SUPPLIED ENTRIES below:

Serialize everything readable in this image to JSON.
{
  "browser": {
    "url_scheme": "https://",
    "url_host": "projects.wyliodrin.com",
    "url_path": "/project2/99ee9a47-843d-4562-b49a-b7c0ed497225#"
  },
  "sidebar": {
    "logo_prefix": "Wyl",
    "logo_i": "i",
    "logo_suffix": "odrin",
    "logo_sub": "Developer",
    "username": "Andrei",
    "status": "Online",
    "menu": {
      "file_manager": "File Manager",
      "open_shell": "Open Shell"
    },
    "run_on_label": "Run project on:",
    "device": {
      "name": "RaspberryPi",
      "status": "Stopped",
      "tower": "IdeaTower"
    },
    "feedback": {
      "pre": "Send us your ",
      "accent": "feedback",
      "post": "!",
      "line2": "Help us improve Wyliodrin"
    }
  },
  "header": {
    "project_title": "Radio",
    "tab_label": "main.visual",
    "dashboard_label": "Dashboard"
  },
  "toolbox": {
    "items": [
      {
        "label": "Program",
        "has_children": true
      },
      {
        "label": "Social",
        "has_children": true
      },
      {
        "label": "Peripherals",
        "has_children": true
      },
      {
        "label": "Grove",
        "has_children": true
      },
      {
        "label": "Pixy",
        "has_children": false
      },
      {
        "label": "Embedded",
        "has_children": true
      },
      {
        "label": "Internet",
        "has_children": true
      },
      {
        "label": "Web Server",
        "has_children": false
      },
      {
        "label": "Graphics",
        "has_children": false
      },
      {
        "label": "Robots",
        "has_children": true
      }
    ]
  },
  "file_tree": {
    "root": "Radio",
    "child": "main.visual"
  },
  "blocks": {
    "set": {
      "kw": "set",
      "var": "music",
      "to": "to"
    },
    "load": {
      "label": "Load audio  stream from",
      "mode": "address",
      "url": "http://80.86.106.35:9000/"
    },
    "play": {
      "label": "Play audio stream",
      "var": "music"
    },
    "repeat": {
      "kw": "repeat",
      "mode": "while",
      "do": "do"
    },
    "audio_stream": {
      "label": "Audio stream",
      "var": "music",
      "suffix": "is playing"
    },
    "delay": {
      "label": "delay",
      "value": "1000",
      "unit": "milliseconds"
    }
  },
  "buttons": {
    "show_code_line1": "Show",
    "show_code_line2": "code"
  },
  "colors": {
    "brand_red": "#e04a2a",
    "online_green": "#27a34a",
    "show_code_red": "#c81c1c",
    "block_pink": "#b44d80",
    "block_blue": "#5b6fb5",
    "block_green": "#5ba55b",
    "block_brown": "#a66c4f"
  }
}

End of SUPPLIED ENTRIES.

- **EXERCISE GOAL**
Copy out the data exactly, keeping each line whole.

- **RESPONSE**
Serialize everything readable in this image to JSON.
{
  "browser": {
    "url_scheme": "https://",
    "url_host": "projects.wyliodrin.com",
    "url_path": "/project2/99ee9a47-843d-4562-b49a-b7c0ed497225#"
  },
  "sidebar": {
    "logo_prefix": "Wyl",
    "logo_i": "i",
    "logo_suffix": "odrin",
    "logo_sub": "Developer",
    "username": "Andrei",
    "status": "Online",
    "menu": {
      "file_manager": "File Manager",
      "open_shell": "Open Shell"
    },
    "run_on_label": "Run project on:",
    "device": {
      "name": "RaspberryPi",
      "status": "Stopped",
      "tower": "IdeaTower"
    },
    "feedback": {
      "pre": "Send us your ",
      "accent": "feedback",
      "post": "!",
      "line2": "Help us improve Wyliodrin"
    }
  },
  "header": {
    "project_title": "Radio",
    "tab_label": "main.visual",
    "dashboard_label": "Dashboard"
  },
  "toolbox": {
    "items": [
      {
        "label": "Program",
        "has_children": true
      },
      {
        "label": "Social",
        "has_children": true
      },
      {
        "label": "Peripherals",
        "has_children": true
      },
      {
        "label": "Grove",
        "has_children": true
      },
      {
        "label": "Pixy",
        "has_children": false
      },
      {
        "label": "Embedded",
        "has_children": true
      },
      {
        "label": "Internet",
        "has_children": true
      },
      {
        "label": "Web Server",
        "has_children": false
      },
      {
        "label": "Graphics",
        "has_children": false
      },
      {
        "label": "Robots",
        "has_children": true
      }
    ]
  },
  "file_tree": {
    "root": "Radio",
    "child": "main.visual"
  },
  "blocks": {
    "set": {
      "kw": "set",
      "var": "music",
      "to": "to"
    },
    "load": {
      "label": "Load audio  stream from",
      "mode": "address",
      "url": "http://80.86.106.35:9000/"
    },
    "play": {
      "label": "Play audio stream",
      "var": "music"
    },
    "repeat": {
      "kw": "repeat",
      "mode": "while",
      "do": "do"
    },
    "audio_stream": {
      "label": "Audio stream",
      "var": "music",
      "suffix": "is playing"
    },
    "delay": {
      "label": "delay",
      "value": "1000",
      "unit": "milliseconds"
    }
  },
  "buttons": {
    "show_code_line1": "Show",
    "show_code_line2": "code"
  },
  "colors": {
    "brand_red": "#e04a2a",
    "online_green": "#27a34a",
    "show_code_red": "#c81c1c",
    "block_pink": "#b44d80",
    "block_blue": "#5b6fb5",
    "block_green": "#5ba55b",
    "block_brown": "#a66c4f"
  }
}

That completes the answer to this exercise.